Describing the Pakistan PM’s speech as “a long tirade”, Gambhir attacked Pakistan on the topic of sponsorship of terrorism. The words used were less diplomatic, but definitely no less impactful.
“The land of Taxila, one of the greatest learning centres of ancient times, is now host to the Ivy League of terrorism. It attracts aspirants and apprentices from all over the world. The effects of its toxic curriculum are felt across the globe,” she said during her speech.
Needless to say, when you’re talking about two countries that share a long border, lots of historical bad blood, and a commitment to increasing their nuclear stockpiles, you’d prefer to see stories like the one from December over the ones that have been coming out of the UNGA this week. Let’s just say it’s unlikely that Modi will be helping Sharif celebrate his birthday this year. The cause of the bad blood goes all the way back to, well, Sunday, when four militants stormed the Indian army base at Uri, in Kashmir, and killed 17 Indian soldiers before they themselves were killed. This is the largest militant attack in Kashmir in some time, and the deadliest attack on Indian forces in almost two decades.
Tensions in Kashmir have been running high since July 8, when Indian security forces tracked down and killed Burhan Wani, one of the commanders of the Kashmiri separatist group Hizbul Mujahideen. Though Hizbul Mujahideen is considered a terrorist group by India, the EU, and the US, that sentiment isn’t shared by many Kashmiris, who took to the streets as word of Wani’s death spread. The unrest, larger than anything Kashmir has seen for several years, caused the Indian government to impose a curfew across the whole of the province, which it lifted at the end of August and then quickly began reimposing bit by bit. Last week it announced a full, state-wide reimposition of the curfew just in time for Eid, but the unrest and violence has continued anyway.
After the Uri attack, India, as it is wont to do, blamed it on Pakistan. Pakistan, as it is wont to do, denied this. And, you know, you kind of have to pick your poison–India always lays attacks like this at Pakistan’s doorstep, but it’s not like Pakistani intelligence hasn’t cultivated its share of terrorists both in Kashmir and Afghanistan. On the other hand, it’s not like India hasn’t given the people of Kashmir plenty of reason to resist Indian rule there, with violence if necessary, and if we’ve learned anything over the past 15 or so years it should be that militants don’t necessarily need state sponsors to carry out very lethal attacks. India’s insistence that the attackers’ gear had “Pakistani markings” really isn’t enough to prove Pakistan’s involvement.

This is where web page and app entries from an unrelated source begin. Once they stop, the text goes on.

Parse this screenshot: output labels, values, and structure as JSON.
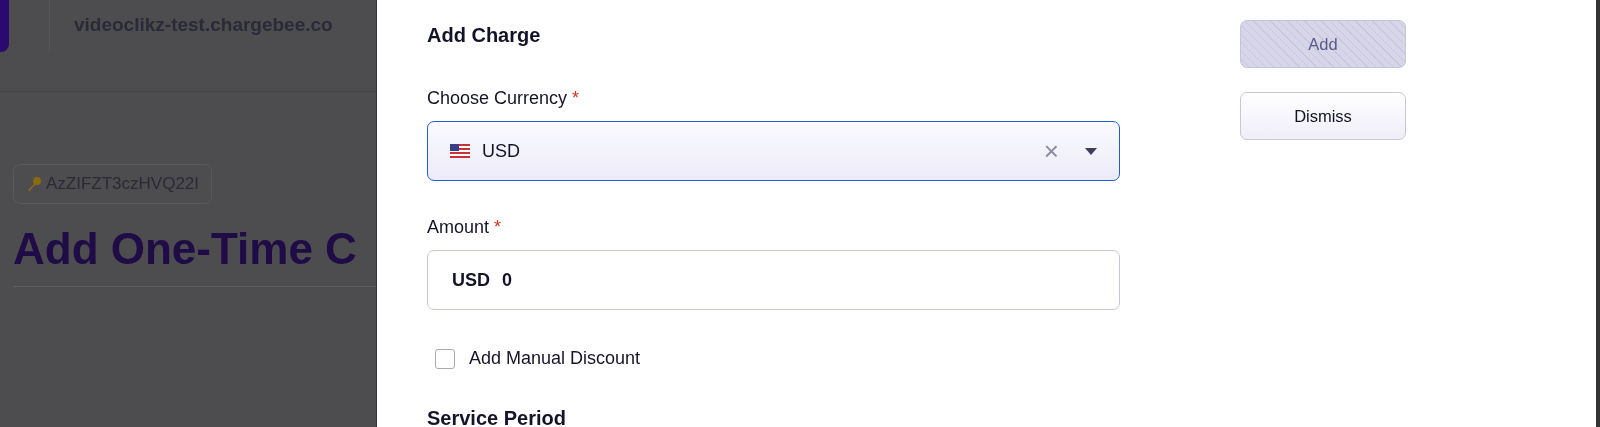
{
  "background_page": {
    "host": "videoclikz-test.chargebee.co",
    "key_chip": "AzZIFZT3czHVQ22I",
    "heading": "Add One-Time C"
  },
  "modal": {
    "title": "Add Charge",
    "fields": [
      {
        "kind": "select",
        "label": "Choose Currency",
        "required_mark": "*",
        "value": "USD",
        "focused": true,
        "clear": "×"
      },
      {
        "kind": "amount",
        "label": "Amount",
        "required_mark": "*",
        "prefix": "USD",
        "value": "0",
        "focused": false
      }
    ],
    "checkbox": {
      "label": "Add Manual Discount",
      "checked": false
    },
    "section_heading": "Service Period",
    "buttons": [
      {
        "label": "Add",
        "disabled": true
      },
      {
        "label": "Dismiss",
        "disabled": false
      }
    ]
  }
}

Modi is under some domestic pressure to retaliate, which is probably what he wants to do anyway, given his and his party’s political leanings. And that brings us to the UNGA, where I think it’s fair to say that Sharif exercised some bad judgment in opting to push the Kashmir issue despite the fallout from Sunday’s attack still being fresh in everybody’s mind. He’d apparently been planning for a while to use his UNGA speech to talk about Kashmir and Indian intransigence–including its arms buildup, even though Pakistan’s addition of tactical nukes to its arsenal is easily the most provocative recent military build-up in South Asia–but then Uri happened and, well, this is why pencils have erasers, you know? But Sharif decided to stick to his plan, and India, already seething, clearly didn’t take it well.
We’ll have to wait, though probably not that long, to see how Pakistan responds to being put in the Ivy League (of terrorism), which except for that last bit in parentheses is actually quite flattering. The good news is that as long as these two countries are insulting each other, they’re not doing anything more serious than that. Sticks and
stones tactical nuclear weapons, and so forth. The bad news is that, among the insults, there seems to be a disturbing trend lately of relatively prominent Indian figures just sort of casually commenting on what would happen if India were to, say, nuke Pakistan. And that seems like the kind of thing that can, over time, lead to a very bad place.